- Ambassador McFaul testified that Russian President Putin “aspires to weaken and ideally destroy European multilateral institutions and continental norms about democracy and human rights.” He further testified that “Putin seeks an end to NATO and to the European Union, and more immediately at least weaken unity in both of those organizations.”
- Ambassador McFaul further testified that, for as long as he is in power, President Putin will seek “to normalize annexation, deny sovereignty to neighbors, undermine democratic regimes, ideas, and societies, and undo the liberal international order.”
- Dr. Kendall-Taylor testified that if Russia succeeds in invading and destabilizing Ukraine, “it will harden the dividing line between liberal democracy and authoritarianism,” and will advance the Kremlin’s vision of a world “where might makes right, and strong states can change borders through force.”
Witnesses commended President Biden and his Administration for strengthening and unifying the NATO alliance, while sending a strong message to President Putin that further aggression against Ukraine will not be tolerated.
- Ambassador McFaul testified that the Biden Administration has “deployed a smart strategy of coercive diplomacy” to deter further Russian aggression against Ukraine and has “succeeded in maintaining a high degree of unity among our NATO allies and partners.”
- LTG Hodges testified that the Biden Administration, and especially the State Department, “deserve huge credit for the most comprehensive diplomatic effort I have seen since the 1995 Dayton Peace Accords” and that “every NATO country continues to reject the Kremlin's demands.

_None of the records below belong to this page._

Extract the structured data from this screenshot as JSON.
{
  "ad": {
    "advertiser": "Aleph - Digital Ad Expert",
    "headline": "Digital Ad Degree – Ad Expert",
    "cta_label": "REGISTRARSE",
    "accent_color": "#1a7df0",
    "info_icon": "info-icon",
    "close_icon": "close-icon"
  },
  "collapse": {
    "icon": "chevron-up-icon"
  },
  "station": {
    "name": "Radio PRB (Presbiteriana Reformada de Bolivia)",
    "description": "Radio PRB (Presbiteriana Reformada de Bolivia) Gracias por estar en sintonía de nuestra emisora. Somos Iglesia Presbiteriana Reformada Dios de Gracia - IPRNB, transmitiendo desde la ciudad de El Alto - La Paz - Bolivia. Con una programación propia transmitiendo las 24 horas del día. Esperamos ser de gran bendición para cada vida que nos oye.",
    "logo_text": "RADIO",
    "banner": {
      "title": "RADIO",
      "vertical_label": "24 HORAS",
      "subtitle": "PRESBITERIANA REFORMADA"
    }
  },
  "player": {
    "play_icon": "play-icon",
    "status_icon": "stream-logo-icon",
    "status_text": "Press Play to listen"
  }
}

- In response to questioning from Rep. Wasserman Schultz, Dr. Kendall-Taylor argued that “the Russians see the information space as a critical battle space between—in this competition between democracy and authoritarianism. … [T]hey have been investing in and fighting in this space in a way that we haven’t. So, I find it extremely heartening to see the Biden Administration—through the warnings that they give and their efforts to declassify information—to be competing in a way that we haven’t shown up and done before.”

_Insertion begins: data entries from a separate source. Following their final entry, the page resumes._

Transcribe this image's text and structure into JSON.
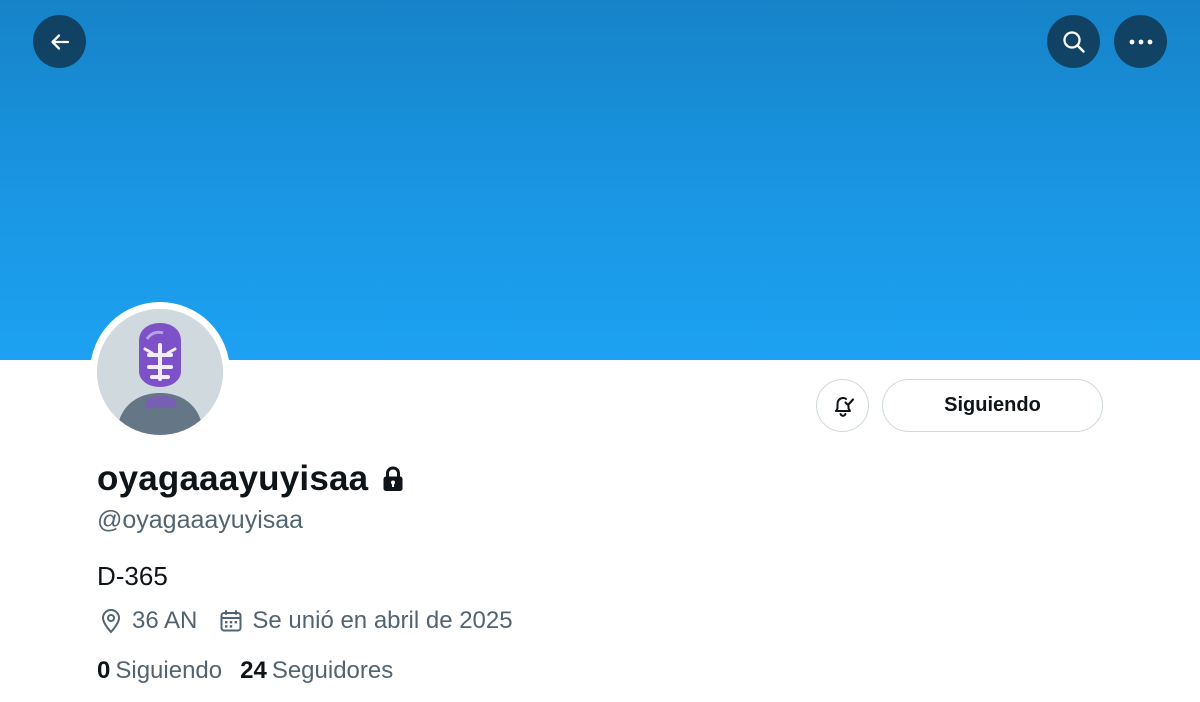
{
  "header": {
    "back_icon": "arrow-left-icon",
    "search_icon": "search-icon",
    "more_icon": "more-horizontal-icon",
    "banner_color": "#1da1f2",
    "button_overlay_color": "#0f283c"
  },
  "profile": {
    "display_name": "oyagaaayuyisaa",
    "protected_icon": "lock-icon",
    "handle": "@oyagaaayuyisaa",
    "bio": "D-365",
    "location": "36 AN",
    "location_icon": "map-pin-icon",
    "joined": "Se unió en abril de 2025",
    "joined_icon": "calendar-icon"
  },
  "actions": {
    "notifications_icon": "bell-check-icon",
    "follow_label": "Siguiendo"
  },
  "stats": {
    "following_count": "0",
    "following_label": "Siguiendo",
    "followers_count": "24",
    "followers_label": "Seguidores"
  }
}
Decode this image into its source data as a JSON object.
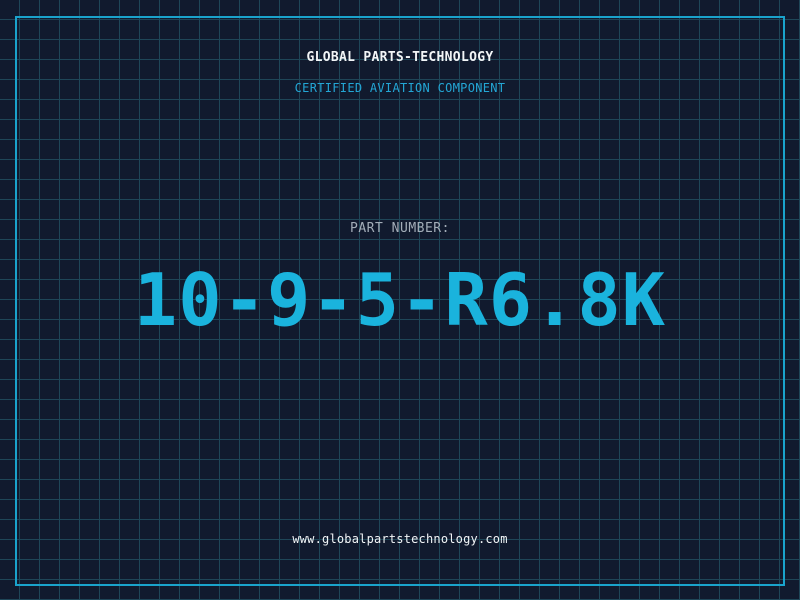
{
  "header": {
    "brand": "GLOBAL PARTS-TECHNOLOGY",
    "tagline": "CERTIFIED AVIATION COMPONENT"
  },
  "part": {
    "label": "PART NUMBER:",
    "number": "10-9-5-R6.8K"
  },
  "footer": {
    "url": "www.globalpartstechnology.com"
  },
  "colors": {
    "background": "#111a2e",
    "grid": "#1f4658",
    "accent": "#1ab3dd",
    "frame": "#1aa3cc"
  }
}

Witnesses warned that the United States’ relationship with Russia cannot return to the status quo and that unity and bipartisanship at home will be necessary to challenge the Kremlin’s authoritarian worldview.

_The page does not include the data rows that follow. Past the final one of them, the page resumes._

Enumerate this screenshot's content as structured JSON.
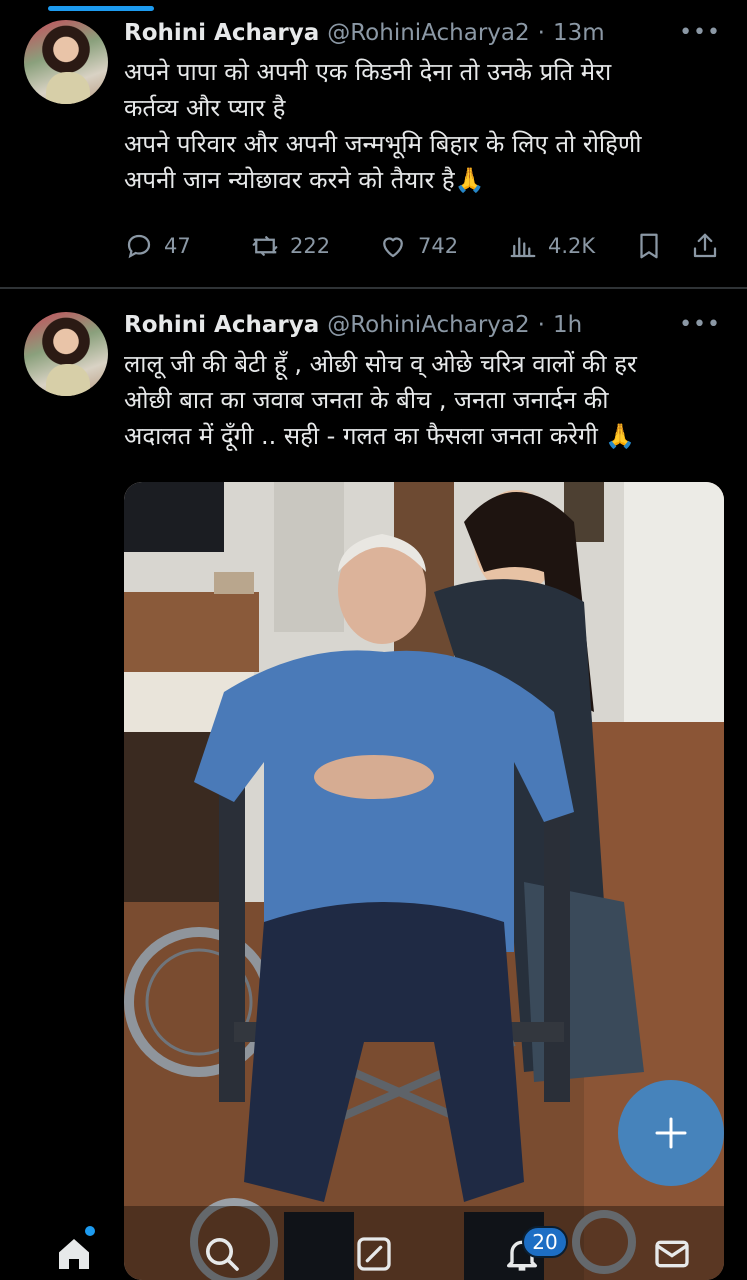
{
  "tweets": [
    {
      "author_name": "Rohini Acharya",
      "handle": "@RohiniAcharya2",
      "separator": "·",
      "time": "13m",
      "text": "अपने पापा को अपनी एक किडनी देना तो उनके प्रति मेरा\nकर्तव्य और प्यार है\nअपने परिवार और अपनी जन्मभूमि बिहार के लिए तो रोहिणी\nअपनी जान न्योछावर करने को तैयार है🙏",
      "replies": "47",
      "retweets": "222",
      "likes": "742",
      "views": "4.2K"
    },
    {
      "author_name": "Rohini Acharya",
      "handle": "@RohiniAcharya2",
      "separator": "·",
      "time": "1h",
      "text": "लालू जी की बेटी हूँ , ओछी सोच व् ओछे चरित्र वालों की हर\nओछी बात का जवाब जनता के बीच , जनता जनार्दन की\nअदालत में दूँगी .. सही - गलत का फैसला जनता करेगी 🙏"
    }
  ],
  "more_label": "•••",
  "fab_label": "+",
  "nav": {
    "notifications_badge": "20"
  },
  "colors": {
    "accent": "#1d9bf0",
    "background": "#000000",
    "text": "#e7e9ea",
    "muted": "#8b98a5"
  },
  "icons": [
    "reply-icon",
    "retweet-icon",
    "like-icon",
    "views-icon",
    "bookmark-icon",
    "share-icon",
    "home-icon",
    "search-icon",
    "communities-icon",
    "notifications-icon",
    "messages-icon",
    "compose-icon"
  ]
}
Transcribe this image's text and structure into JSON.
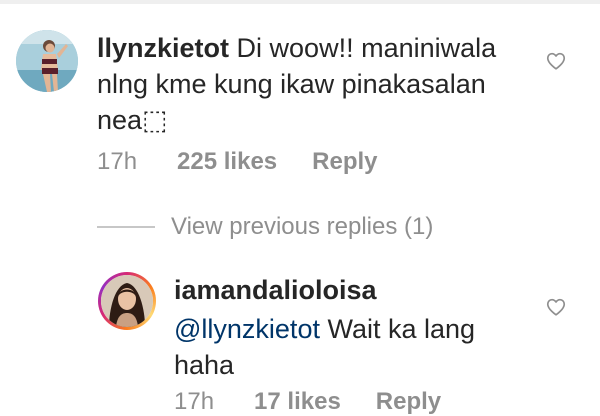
{
  "comments": [
    {
      "username": "llynzkietot",
      "text": "Di woow!! maniniwala nlng kme kung ikaw pinakasalan nea⬚",
      "time": "17h",
      "likes": "225 likes",
      "reply_label": "Reply",
      "avatar_icon": "profile-photo-woman-swimsuit",
      "heart_icon": "heart-outline-icon"
    }
  ],
  "view_previous_replies": "View previous replies (1)",
  "reply": {
    "username": "iamandalioloisa",
    "mention": "@llynzkietot",
    "text": " Wait ka lang haha",
    "time": "17h",
    "likes": "17 likes",
    "reply_label": "Reply",
    "avatar_icon": "profile-photo-woman",
    "story_ring_colors": [
      "#d62976",
      "#fa7e1e",
      "#feda75",
      "#962fbf"
    ],
    "heart_icon": "heart-outline-icon"
  },
  "colors": {
    "text": "#262626",
    "secondary": "#8e8e8e",
    "mention": "#003569"
  }
}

- Ambassador McFaul testified that even if Russia does not pursue further military action against Ukraine, the United States and its NATO allies “must not breathe a sigh of relief, forget about Russia, and pivot back to previous preoccupation.” Dr. Kendall-Taylor likewise testified that “[r]egardless of what happens in Ukraine, the United States needs a new approach to Russia,” because “Washington and its allies are now dealing with a more brazen Russia, one that uses or threatens military force to pursue objectives that are at odds with America's interests and values.”
- In response to questioning from Rep. Mfume, Dr. Kendall-Taylor argued that the United States should take advantage of “currently underutilized domains in our relationship with Russia,” including going “on the offensive to bust up corrupt networks, using sanctions to go after the cronies around Putin,” and supporting Russian civil society actors and journalists to enable them “to shine a light on corruption inside Russia.”
- LTG Hodges testified that “[T]he best thing that we can do to deter Russia and to protect our country is to live up to our own talking points. … [I]t is hard to watch— all of my European friends shake their head when they talk about January the 6th. They just, they can’t believe what they see and hear. ... And it undermines our desire to project American power when we look so divided.” Ambassador McFaul also testified, “Weakness is when we are fighting amongst ourselves and not thinking about who the actual enemy is in the struggle.”